According to Waite's 1910 book The Pictorial Key to the Tarot, The Empress is the inferior (as opposed to nature's superior) Garden of Eden, the "Earthly Paradise". Waite defines her as a Refugium Peccatorum — a fruitful mother of thousands: "she is above all things universal fecundity and the outer sense of the Word, the repository of all things nurturing and sustaining, and of feeding others."

The Empress is a mother, a creator, and nurturer. In many decks she can be shown as pregnant. She can represent the creation of life, romance, art, or business. The Empress can represent the germination of an idea before it is ready to be fully born, and the need to be receptive to change.[2]

The Empress is associated with the planet Venus in astrology.[3]

Waite writes that the card carries these several divinatory associations:

3. THE EMPRESS.--Fruitfulness, action, initiative, length of days; the unknown, clandestine; also difficulty, doubt, ignorance. Reversed: Light, truth, the unraveling of involved matters, public rejoicings; according to another reading, vacillation. defines [4] in part as "The message from Spirit is that the creative impulse is in all things and all people, including you, and you must not only accept that but honor it."[5]

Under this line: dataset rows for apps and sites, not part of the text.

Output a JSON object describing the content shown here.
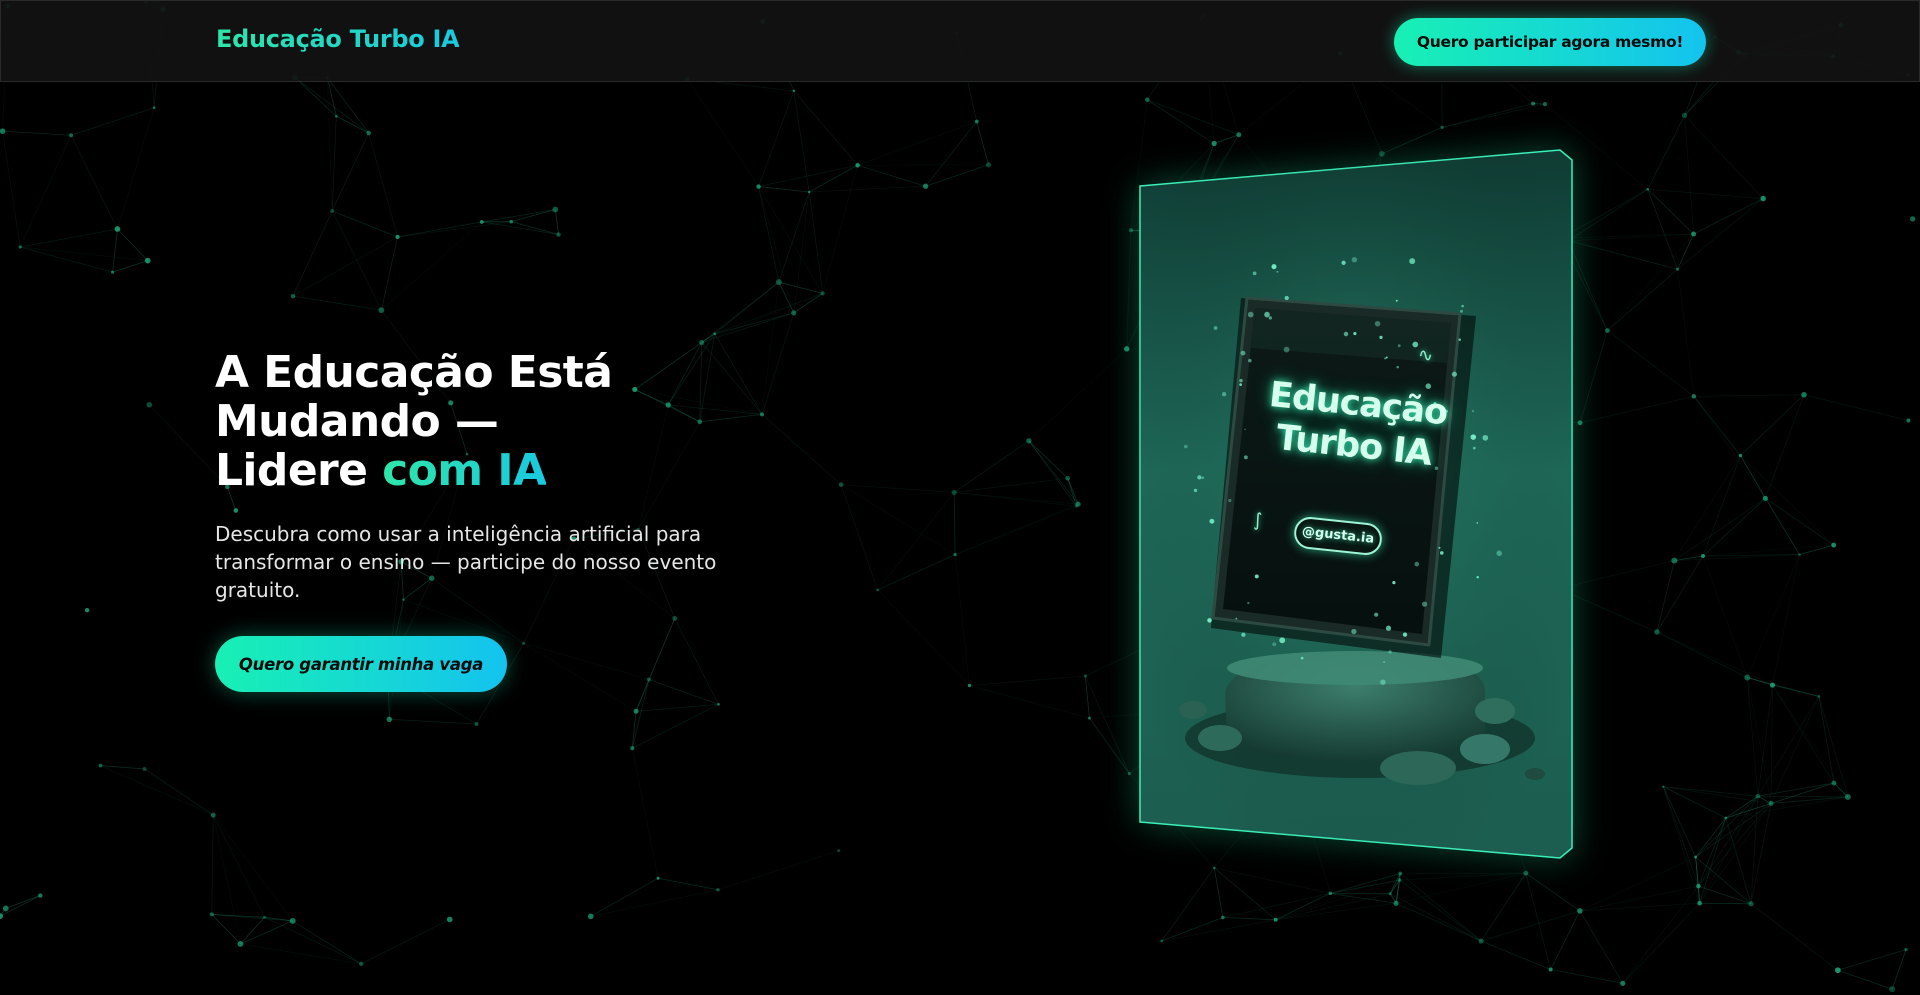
{
  "header": {
    "brand": "Educação Turbo IA",
    "cta_label": "Quero participar agora mesmo!"
  },
  "hero": {
    "title_line1": "A Educação Está",
    "title_line2": "Mudando —",
    "title_line3_plain": "Lidere ",
    "title_line3_accent": "com IA",
    "subtitle": "Descubra como usar a inteligência artificial para transformar o ensino — participe do nosso evento gratuito.",
    "cta_label": "Quero garantir minha vaga"
  },
  "poster": {
    "tablet_line1": "Educação",
    "tablet_line2": "Turbo IA",
    "handle": "@gusta.ia"
  },
  "colors": {
    "accent_green": "#18f0b4",
    "accent_cyan": "#14c3ef",
    "background": "#000000",
    "header_bg": "#121212",
    "network": "#1fb585"
  }
}
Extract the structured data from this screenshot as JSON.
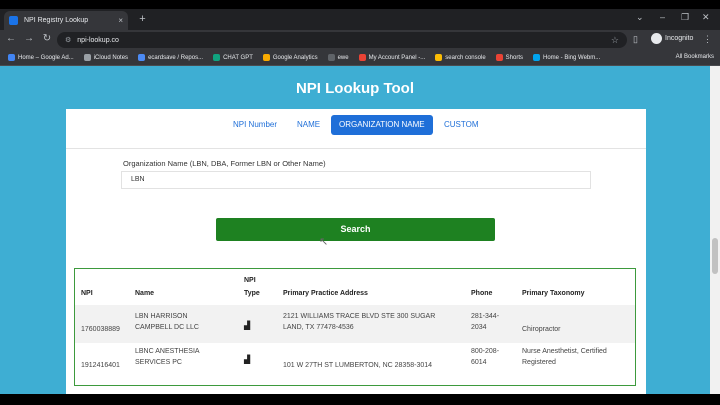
{
  "browser": {
    "tab_title": "NPI Registry Lookup",
    "tab_close": "×",
    "new_tab": "+",
    "url": "npi-lookup.co",
    "profile_label": "Incognito",
    "bookmarks": [
      {
        "label": "Home – Google Ad...",
        "color": "#4285f4"
      },
      {
        "label": "iCloud Notes",
        "color": "#9aa0a6"
      },
      {
        "label": "ecardsave / Repos...",
        "color": "#4c8bf5"
      },
      {
        "label": "CHAT GPT",
        "color": "#10a37f"
      },
      {
        "label": "Google Analytics",
        "color": "#f9ab00"
      },
      {
        "label": "ewe",
        "color": "#5f6368"
      },
      {
        "label": "My Account Panel -...",
        "color": "#ea4335"
      },
      {
        "label": "search console",
        "color": "#fbbc04"
      },
      {
        "label": "Shorts",
        "color": "#ea4335"
      },
      {
        "label": "Home - Bing Webm...",
        "color": "#00a4ef"
      }
    ],
    "all_bookmarks": "All Bookmarks"
  },
  "page": {
    "title": "NPI Lookup Tool",
    "tabs": [
      {
        "label": "NPI Number",
        "active": false
      },
      {
        "label": "NAME",
        "active": false
      },
      {
        "label": "ORGANIZATION NAME",
        "active": true
      },
      {
        "label": "CUSTOM",
        "active": false
      }
    ],
    "field_label": "Organization Name (LBN, DBA, Former LBN or Other Name)",
    "field_value": "LBN",
    "search_label": "Search"
  },
  "results": {
    "headers": {
      "npi": "NPI",
      "name": "Name",
      "npi_type_1": "NPI",
      "npi_type_2": "Type",
      "address": "Primary Practice Address",
      "phone": "Phone",
      "taxonomy": "Primary Taxonomy"
    },
    "rows": [
      {
        "npi": "1760038889",
        "name_1": "LBN HARRISON",
        "name_2": "CAMPBELL DC LLC",
        "address_1": "2121 WILLIAMS TRACE BLVD STE 300 SUGAR",
        "address_2": "LAND, TX 77478-4536",
        "phone_1": "281-344-",
        "phone_2": "2034",
        "taxonomy_1": "Chiropractor",
        "taxonomy_2": ""
      },
      {
        "npi": "1912416401",
        "name_1": "LBNC ANESTHESIA",
        "name_2": "SERVICES PC",
        "address_1": "101 W 27TH ST LUMBERTON, NC 28358-3014",
        "address_2": "",
        "phone_1": "800-208-",
        "phone_2": "6014",
        "taxonomy_1": "Nurse Anesthetist, Certified",
        "taxonomy_2": "Registered"
      }
    ]
  }
}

Alternative decks[edit]

  • In the Wildwood Tarot by Mark Ryan, this card is called "The Green Woman".
  • In the Greenwood Tarot by Chesca Potter,[6] this card is called "Greenwoman".
  • In the New Orleans Voodoo Tarot by Louis Martinie, this card is called "Ayizan".[7]
  • In the Goddess Tarot by Kris Waldherr, this card is called "III Fertility".
  • In the Goddess Tarot "III Fertility" represents "The Empress is a Major Arcana card, and in the Upright position, symbolizes the supreme archetype of divine femininity. In the Advice position, the Empress encourages you to embrace this part of yourself as a way to restore balance to the masculine and feminine energies you possess."[8]

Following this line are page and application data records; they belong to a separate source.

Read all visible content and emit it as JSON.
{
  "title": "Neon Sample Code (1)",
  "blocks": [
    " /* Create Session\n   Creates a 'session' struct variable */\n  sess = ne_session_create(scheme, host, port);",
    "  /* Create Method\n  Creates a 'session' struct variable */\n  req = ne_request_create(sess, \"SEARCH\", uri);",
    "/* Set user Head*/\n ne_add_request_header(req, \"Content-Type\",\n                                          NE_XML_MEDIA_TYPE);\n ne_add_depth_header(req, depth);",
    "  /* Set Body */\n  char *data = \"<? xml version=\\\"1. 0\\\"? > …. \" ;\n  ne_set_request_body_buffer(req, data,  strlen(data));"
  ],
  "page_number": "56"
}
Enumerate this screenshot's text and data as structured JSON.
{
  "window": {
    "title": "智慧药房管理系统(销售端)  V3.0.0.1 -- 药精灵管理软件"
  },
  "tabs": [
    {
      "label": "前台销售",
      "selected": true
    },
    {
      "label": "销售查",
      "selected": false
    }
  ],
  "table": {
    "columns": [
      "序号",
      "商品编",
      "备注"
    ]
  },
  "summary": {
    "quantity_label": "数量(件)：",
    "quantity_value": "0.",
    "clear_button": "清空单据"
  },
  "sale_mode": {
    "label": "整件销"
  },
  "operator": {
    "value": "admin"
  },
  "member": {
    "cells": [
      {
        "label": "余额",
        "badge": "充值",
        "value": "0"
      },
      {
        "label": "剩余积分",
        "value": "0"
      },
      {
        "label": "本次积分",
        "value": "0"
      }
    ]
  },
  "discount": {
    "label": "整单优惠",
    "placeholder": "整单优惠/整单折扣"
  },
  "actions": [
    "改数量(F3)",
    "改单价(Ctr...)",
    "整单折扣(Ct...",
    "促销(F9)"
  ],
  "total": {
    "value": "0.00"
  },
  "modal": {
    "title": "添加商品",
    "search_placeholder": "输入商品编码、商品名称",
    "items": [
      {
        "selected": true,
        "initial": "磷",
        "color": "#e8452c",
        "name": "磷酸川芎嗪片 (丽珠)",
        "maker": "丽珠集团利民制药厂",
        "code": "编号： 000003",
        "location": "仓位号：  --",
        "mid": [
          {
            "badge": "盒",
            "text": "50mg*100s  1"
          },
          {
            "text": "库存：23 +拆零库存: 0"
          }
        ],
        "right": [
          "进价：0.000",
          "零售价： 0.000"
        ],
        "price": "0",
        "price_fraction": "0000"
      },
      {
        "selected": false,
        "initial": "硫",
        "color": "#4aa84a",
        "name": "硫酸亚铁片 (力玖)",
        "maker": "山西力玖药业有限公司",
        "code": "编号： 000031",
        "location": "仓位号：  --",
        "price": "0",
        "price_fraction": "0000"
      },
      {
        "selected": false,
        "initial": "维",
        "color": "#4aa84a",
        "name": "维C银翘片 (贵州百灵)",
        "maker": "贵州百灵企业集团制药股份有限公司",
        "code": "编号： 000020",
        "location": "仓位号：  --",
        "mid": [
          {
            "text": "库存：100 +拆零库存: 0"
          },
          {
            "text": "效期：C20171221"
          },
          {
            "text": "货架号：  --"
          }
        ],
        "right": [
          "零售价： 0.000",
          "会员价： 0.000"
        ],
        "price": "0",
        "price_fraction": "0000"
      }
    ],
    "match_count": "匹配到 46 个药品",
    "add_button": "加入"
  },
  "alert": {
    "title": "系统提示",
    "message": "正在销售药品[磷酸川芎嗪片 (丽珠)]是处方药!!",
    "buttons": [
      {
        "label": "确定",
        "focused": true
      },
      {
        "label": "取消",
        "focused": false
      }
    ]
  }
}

  1. ^ Gray, E. (1960). The tarot revealed: A modern guide to reading the tarot cards. New York, N.Y.: Bell Publishing Company.
  2. ^ "The Empress Tarot Card Meanings". Simply Tarot. Retrieved 2015-06-06.
  3. ^ "The Empress Tarot Card Meanings". askAstrology.
  4. ^ the Empress
  5. ^ "The Greenwood Tarot". Goodreads. Retrieved 10 February 2021.
  6. ^ "Greenwood Images According To The Artist". The Voice Within The Cards. Retrieved 10 February 2021.
  7. ^ "Spiritual Guidance with Tarot Reader Violetann". Retrieved 29 June 2021.
  8. ^ "Card Decks by Kris". Retrieved 27 October 2021.
  • A. E. Waite's 1910 Pictorial Key to the Tarot
  • Hajo Banzhaf, Tarot and the Journey of the Hero (2000)
  • Most works by Joseph Campbell
  • G. Ronald Murphy, S.J., The Owl, The Raven, and The Dove: Religious Meaning of the Grimm's Magic Fairy Tales (2000)
  • Riane Eisler, The Chalice and the Blade (1987)
  • Mary Greer, The Women of the Golden Dawn
  • Merlin Stone, When God Was A Woman
  • Robert Graves, Greek Mythology
  • Juliette Wood (1998), Folklore 109:15–24, "The Celtic Tarot and the Secret Tradition: A Study in Modern Legend Making" (1998)

External links[edit]